◆ **The problem**:
For the material below, count each line where the string "screenshot" appears, then return the total alone.

◆ **Dataset records**:

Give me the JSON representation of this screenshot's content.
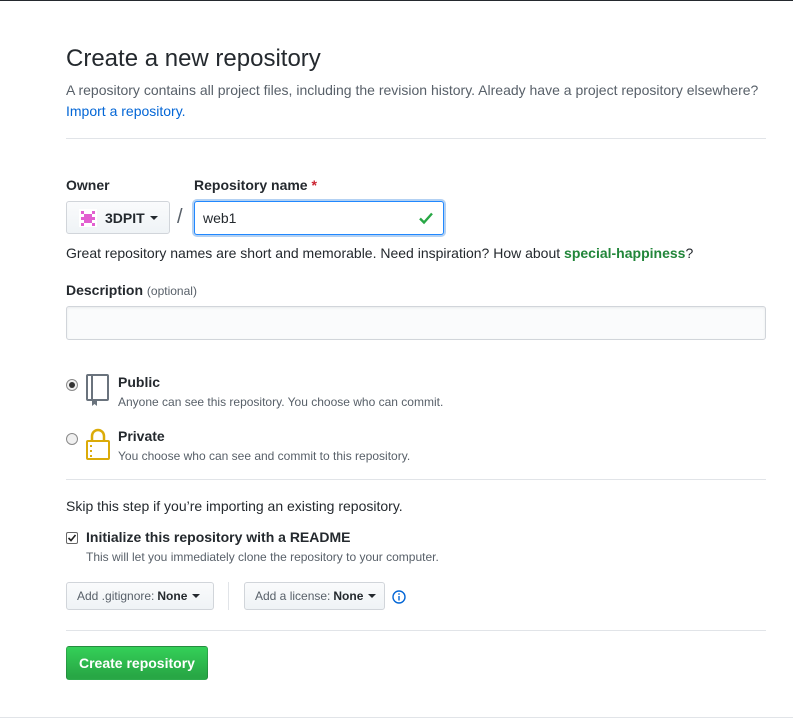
{
  "header": {
    "title": "Create a new repository",
    "subtitle": "A repository contains all project files, including the revision history. Already have a project repository elsewhere?",
    "import_link": "Import a repository."
  },
  "owner": {
    "label": "Owner",
    "value": "3DPIT"
  },
  "repo_name": {
    "label": "Repository name",
    "required_mark": "*",
    "value": "web1"
  },
  "hint": {
    "text": "Great repository names are short and memorable. Need inspiration? How about ",
    "suggestion": "special-happiness",
    "end": "?"
  },
  "description": {
    "label": "Description",
    "optional": "(optional)",
    "value": ""
  },
  "visibility": {
    "selected": "public",
    "public": {
      "title": "Public",
      "note": "Anyone can see this repository. You choose who can commit."
    },
    "private": {
      "title": "Private",
      "note": "You choose who can see and commit to this repository."
    }
  },
  "init": {
    "skip_text": "Skip this step if you’re importing an existing repository.",
    "readme_label": "Initialize this repository with a README",
    "readme_checked": true,
    "readme_note": "This will let you immediately clone the repository to your computer."
  },
  "gitignore": {
    "prefix": "Add .gitignore:",
    "value": "None"
  },
  "license": {
    "prefix": "Add a license:",
    "value": "None"
  },
  "submit": {
    "label": "Create repository"
  },
  "colors": {
    "accent_blue": "#0366d6",
    "success_green": "#28a745",
    "avatar_pink": "#e25fd0"
  }
}
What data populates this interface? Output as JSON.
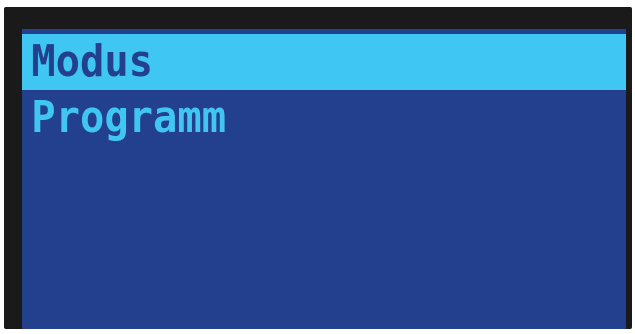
{
  "display": {
    "menu": {
      "items": [
        {
          "label": "Modus",
          "selected": true
        },
        {
          "label": "Programm",
          "selected": false
        }
      ]
    }
  },
  "colors": {
    "screen_background": "#23408e",
    "highlight": "#3fc6f3",
    "bezel": "#1a1a1a"
  }
}
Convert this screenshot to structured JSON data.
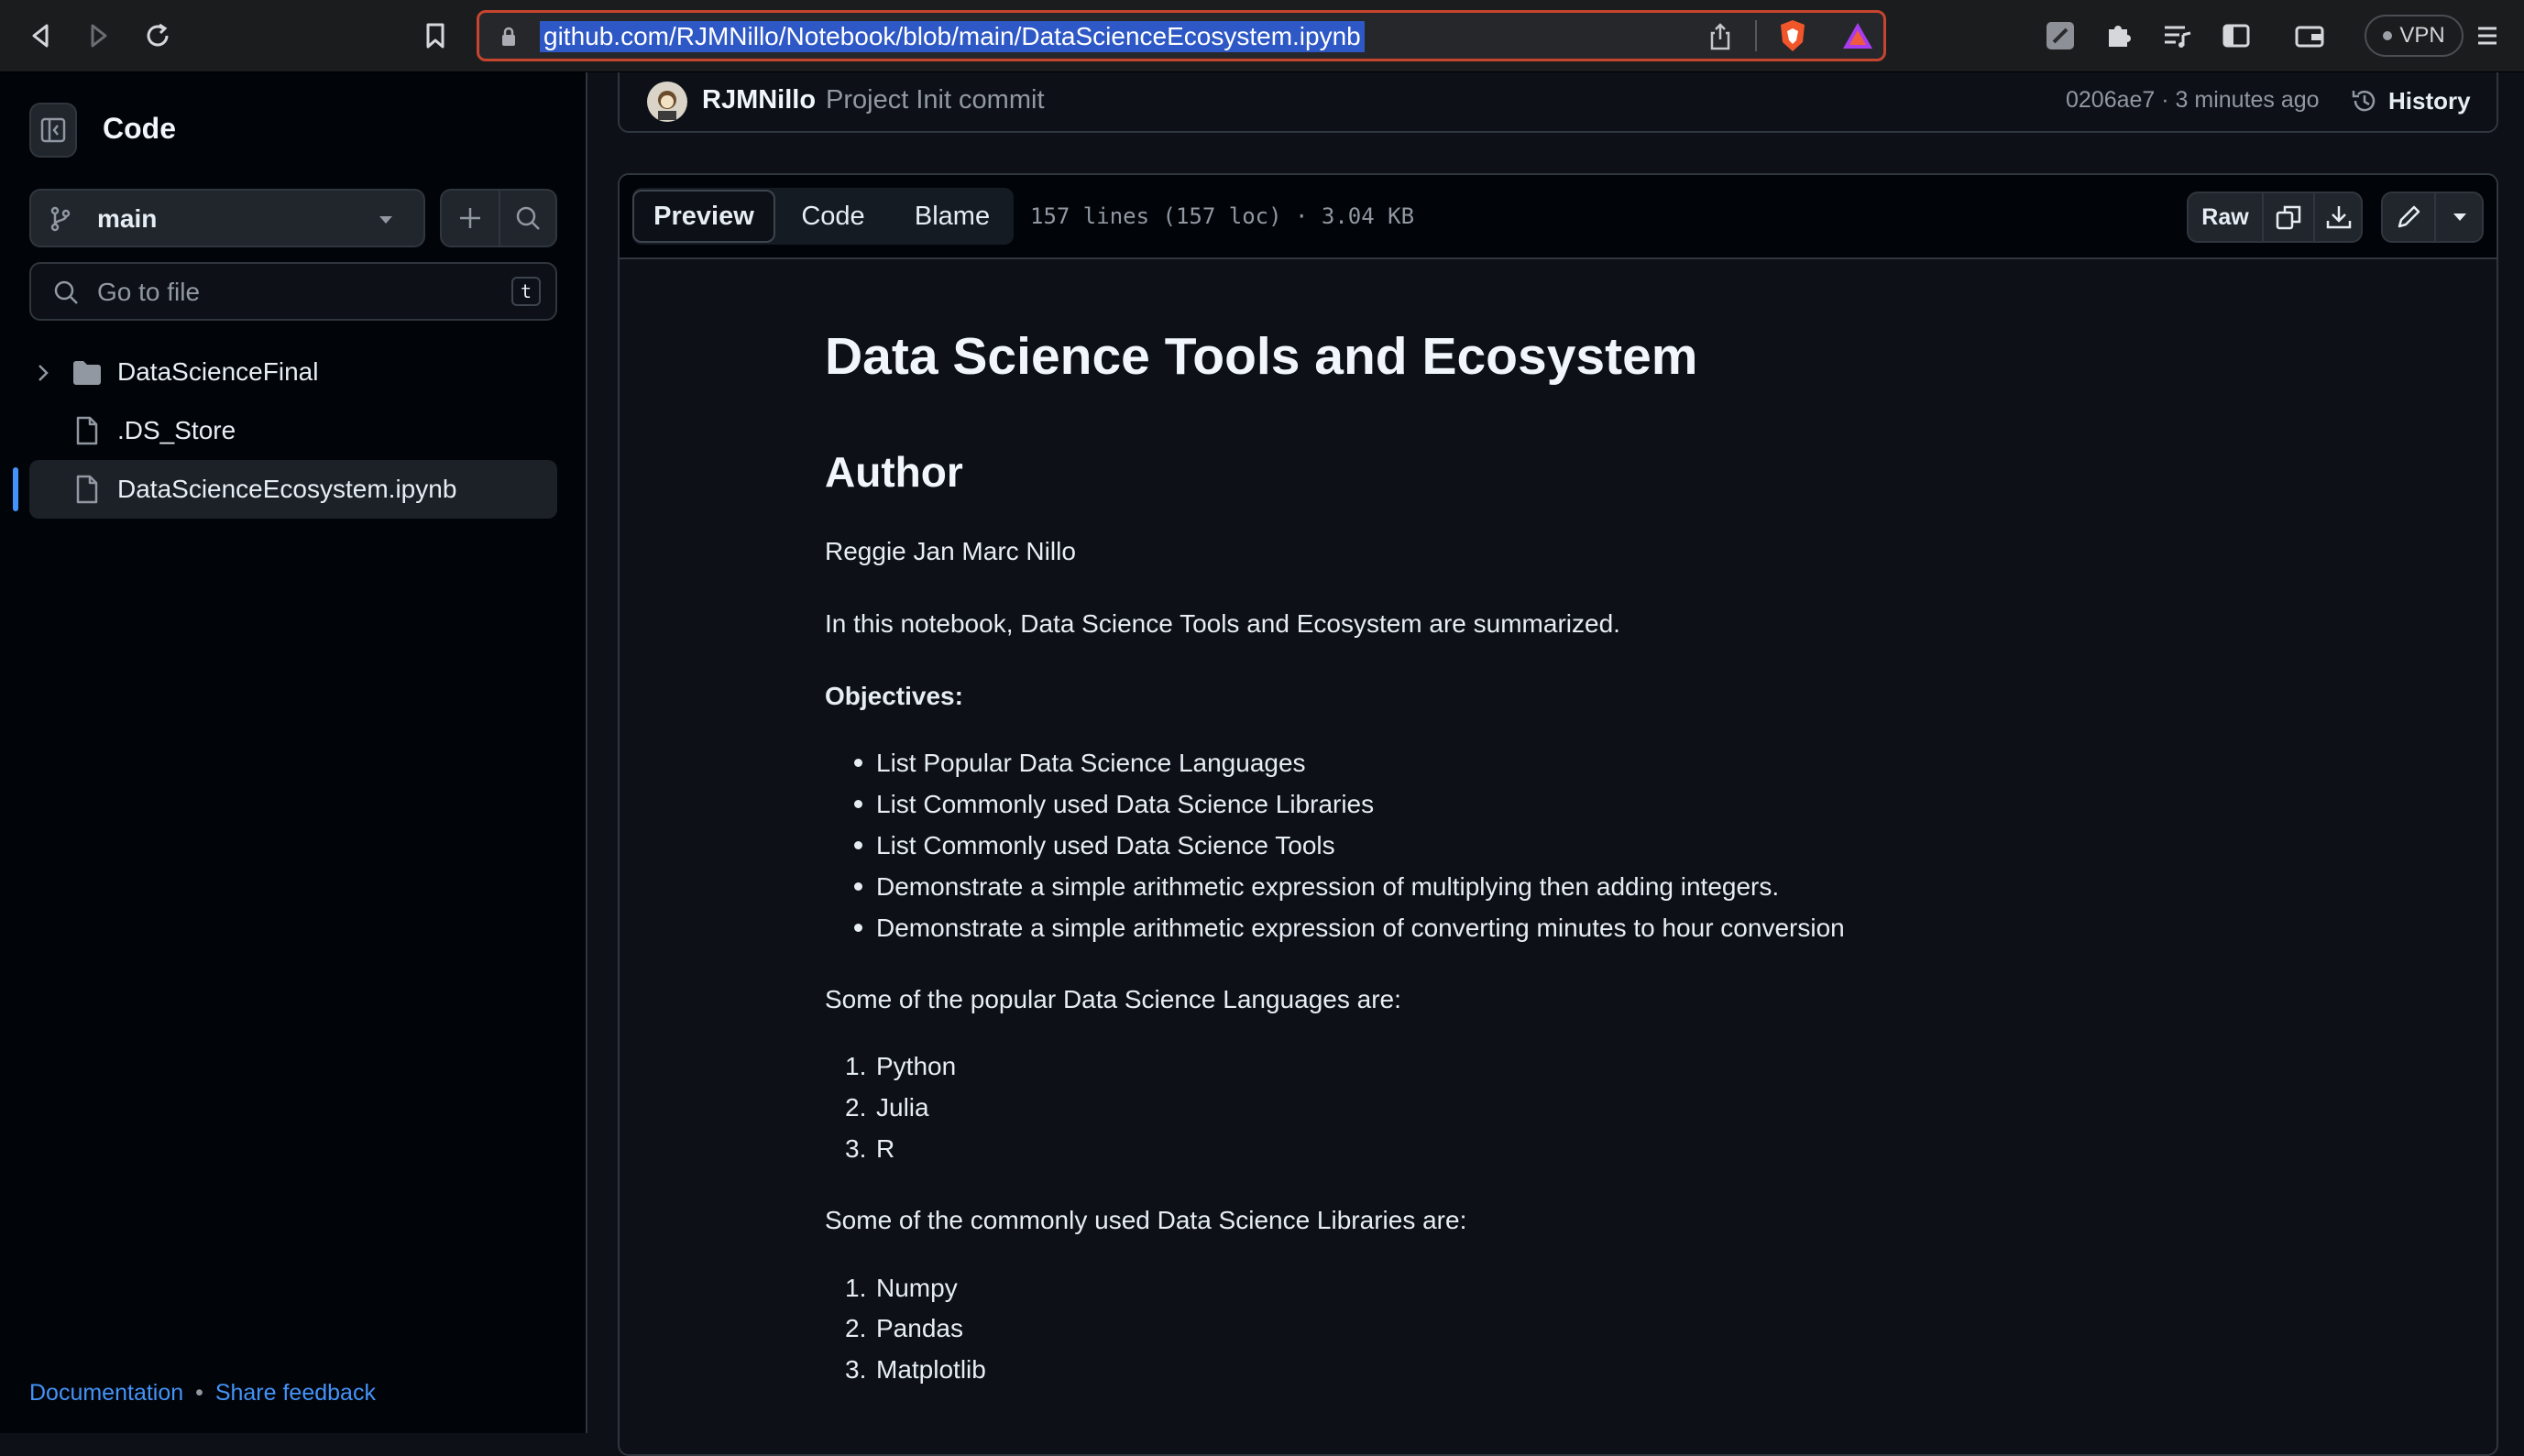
{
  "browser": {
    "url": "github.com/RJMNillo/Notebook/blob/main/DataScienceEcosystem.ipynb",
    "vpn_label": "VPN"
  },
  "sidebar": {
    "title": "Code",
    "branch": "main",
    "search_placeholder": "Go to file",
    "shortcut_key": "t",
    "tree": [
      {
        "name": "DataScienceFinal",
        "type": "folder"
      },
      {
        "name": ".DS_Store",
        "type": "file"
      },
      {
        "name": "DataScienceEcosystem.ipynb",
        "type": "file",
        "selected": true
      }
    ],
    "footer": {
      "documentation": "Documentation",
      "separator": "•",
      "feedback": "Share feedback"
    }
  },
  "commit": {
    "author": "RJMNillo",
    "message": "Project Init commit",
    "sha_time": "0206ae7 · 3 minutes ago",
    "history_label": "History"
  },
  "file_header": {
    "tabs": [
      "Preview",
      "Code",
      "Blame"
    ],
    "active_tab": "Preview",
    "meta": "157 lines (157 loc) · 3.04 KB",
    "raw_label": "Raw"
  },
  "notebook": {
    "title": "Data Science Tools and Ecosystem",
    "author_heading": "Author",
    "author_name": "Reggie Jan Marc Nillo",
    "intro": "In this notebook, Data Science Tools and Ecosystem are summarized.",
    "objectives_heading": "Objectives:",
    "objectives": [
      "List Popular Data Science Languages",
      "List Commonly used Data Science Libraries",
      "List Commonly used Data Science Tools",
      "Demonstrate a simple arithmetic expression of multiplying then adding integers.",
      "Demonstrate a simple arithmetic expression of converting minutes to hour conversion"
    ],
    "languages_intro": "Some of the popular Data Science Languages are:",
    "languages": [
      "Python",
      "Julia",
      "R"
    ],
    "libraries_intro": "Some of the commonly used Data Science Libraries are:",
    "libraries": [
      "Numpy",
      "Pandas",
      "Matplotlib"
    ]
  },
  "colors": {
    "background": "#0d1117",
    "sidebar_bg": "#010409",
    "border": "#30363d",
    "link": "#4493f8",
    "selection": "#2e58c5",
    "url_border": "#c6452f"
  }
}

◆ **Answer to the exercise**:
2